How to complete this task:
An exact copy of all the data below is needed.

[Component data from apps and pages]
# # #

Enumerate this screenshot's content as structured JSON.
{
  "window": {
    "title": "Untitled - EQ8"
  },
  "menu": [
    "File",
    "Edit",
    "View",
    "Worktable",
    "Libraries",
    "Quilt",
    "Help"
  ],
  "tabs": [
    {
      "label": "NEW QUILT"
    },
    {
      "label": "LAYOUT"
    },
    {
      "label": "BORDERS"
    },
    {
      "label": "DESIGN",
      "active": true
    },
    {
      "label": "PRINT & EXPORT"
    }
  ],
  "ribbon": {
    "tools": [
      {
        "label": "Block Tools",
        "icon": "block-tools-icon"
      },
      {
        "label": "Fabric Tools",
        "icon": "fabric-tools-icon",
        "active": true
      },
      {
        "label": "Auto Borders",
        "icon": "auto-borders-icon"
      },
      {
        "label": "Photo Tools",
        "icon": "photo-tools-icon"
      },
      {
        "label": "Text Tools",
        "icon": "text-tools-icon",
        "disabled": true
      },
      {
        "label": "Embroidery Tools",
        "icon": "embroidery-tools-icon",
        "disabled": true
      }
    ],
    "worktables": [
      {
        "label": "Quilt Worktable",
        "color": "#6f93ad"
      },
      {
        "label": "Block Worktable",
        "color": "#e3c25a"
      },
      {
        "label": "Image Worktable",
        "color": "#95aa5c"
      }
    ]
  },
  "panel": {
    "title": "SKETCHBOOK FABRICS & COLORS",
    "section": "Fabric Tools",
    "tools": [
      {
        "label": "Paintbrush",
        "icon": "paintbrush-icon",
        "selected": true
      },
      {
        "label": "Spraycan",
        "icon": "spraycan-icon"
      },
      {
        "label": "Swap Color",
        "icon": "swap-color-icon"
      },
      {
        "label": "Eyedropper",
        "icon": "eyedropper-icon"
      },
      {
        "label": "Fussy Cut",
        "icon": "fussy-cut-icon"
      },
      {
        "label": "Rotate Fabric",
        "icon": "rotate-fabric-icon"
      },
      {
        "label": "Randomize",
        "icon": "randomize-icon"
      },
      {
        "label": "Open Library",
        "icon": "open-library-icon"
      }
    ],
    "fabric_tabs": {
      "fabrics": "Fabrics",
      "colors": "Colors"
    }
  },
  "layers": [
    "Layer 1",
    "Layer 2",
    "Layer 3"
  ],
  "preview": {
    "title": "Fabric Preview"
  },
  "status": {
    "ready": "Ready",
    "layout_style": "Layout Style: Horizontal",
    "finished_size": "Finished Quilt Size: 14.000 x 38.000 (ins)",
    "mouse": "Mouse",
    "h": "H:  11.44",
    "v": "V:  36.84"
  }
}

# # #

Output of the exercise:
Enumerate this screenshot's content as structured JSON.
{
  "window": {
    "title": "Untitled - EQ8"
  },
  "menu": [
    "File",
    "Edit",
    "View",
    "Worktable",
    "Libraries",
    "Quilt",
    "Help"
  ],
  "tabs": [
    {
      "label": "NEW QUILT"
    },
    {
      "label": "LAYOUT"
    },
    {
      "label": "BORDERS"
    },
    {
      "label": "DESIGN",
      "active": true
    },
    {
      "label": "PRINT & EXPORT"
    }
  ],
  "ribbon": {
    "tools": [
      {
        "label": "Block Tools",
        "icon": "block-tools-icon"
      },
      {
        "label": "Fabric Tools",
        "icon": "fabric-tools-icon",
        "active": true
      },
      {
        "label": "Auto Borders",
        "icon": "auto-borders-icon"
      },
      {
        "label": "Photo Tools",
        "icon": "photo-tools-icon"
      },
      {
        "label": "Text Tools",
        "icon": "text-tools-icon",
        "disabled": true
      },
      {
        "label": "Embroidery Tools",
        "icon": "embroidery-tools-icon",
        "disabled": true
      }
    ],
    "worktables": [
      {
        "label": "Quilt Worktable",
        "color": "#6f93ad"
      },
      {
        "label": "Block Worktable",
        "color": "#e3c25a"
      },
      {
        "label": "Image Worktable",
        "color": "#95aa5c"
      }
    ]
  },
  "panel": {
    "title": "SKETCHBOOK FABRICS & COLORS",
    "section": "Fabric Tools",
    "tools": [
      {
        "label": "Paintbrush",
        "icon": "paintbrush-icon",
        "selected": true
      },
      {
        "label": "Spraycan",
        "icon": "spraycan-icon"
      },
      {
        "label": "Swap Color",
        "icon": "swap-color-icon"
      },
      {
        "label": "Eyedropper",
        "icon": "eyedropper-icon"
      },
      {
        "label": "Fussy Cut",
        "icon": "fussy-cut-icon"
      },
      {
        "label": "Rotate Fabric",
        "icon": "rotate-fabric-icon"
      },
      {
        "label": "Randomize",
        "icon": "randomize-icon"
      },
      {
        "label": "Open Library",
        "icon": "open-library-icon"
      }
    ],
    "fabric_tabs": {
      "fabrics": "Fabrics",
      "colors": "Colors"
    }
  },
  "layers": [
    "Layer 1",
    "Layer 2",
    "Layer 3"
  ],
  "preview": {
    "title": "Fabric Preview"
  },
  "status": {
    "ready": "Ready",
    "layout_style": "Layout Style: Horizontal",
    "finished_size": "Finished Quilt Size: 14.000 x 38.000 (ins)",
    "mouse": "Mouse",
    "h": "H:  11.44",
    "v": "V:  36.84"
  }
}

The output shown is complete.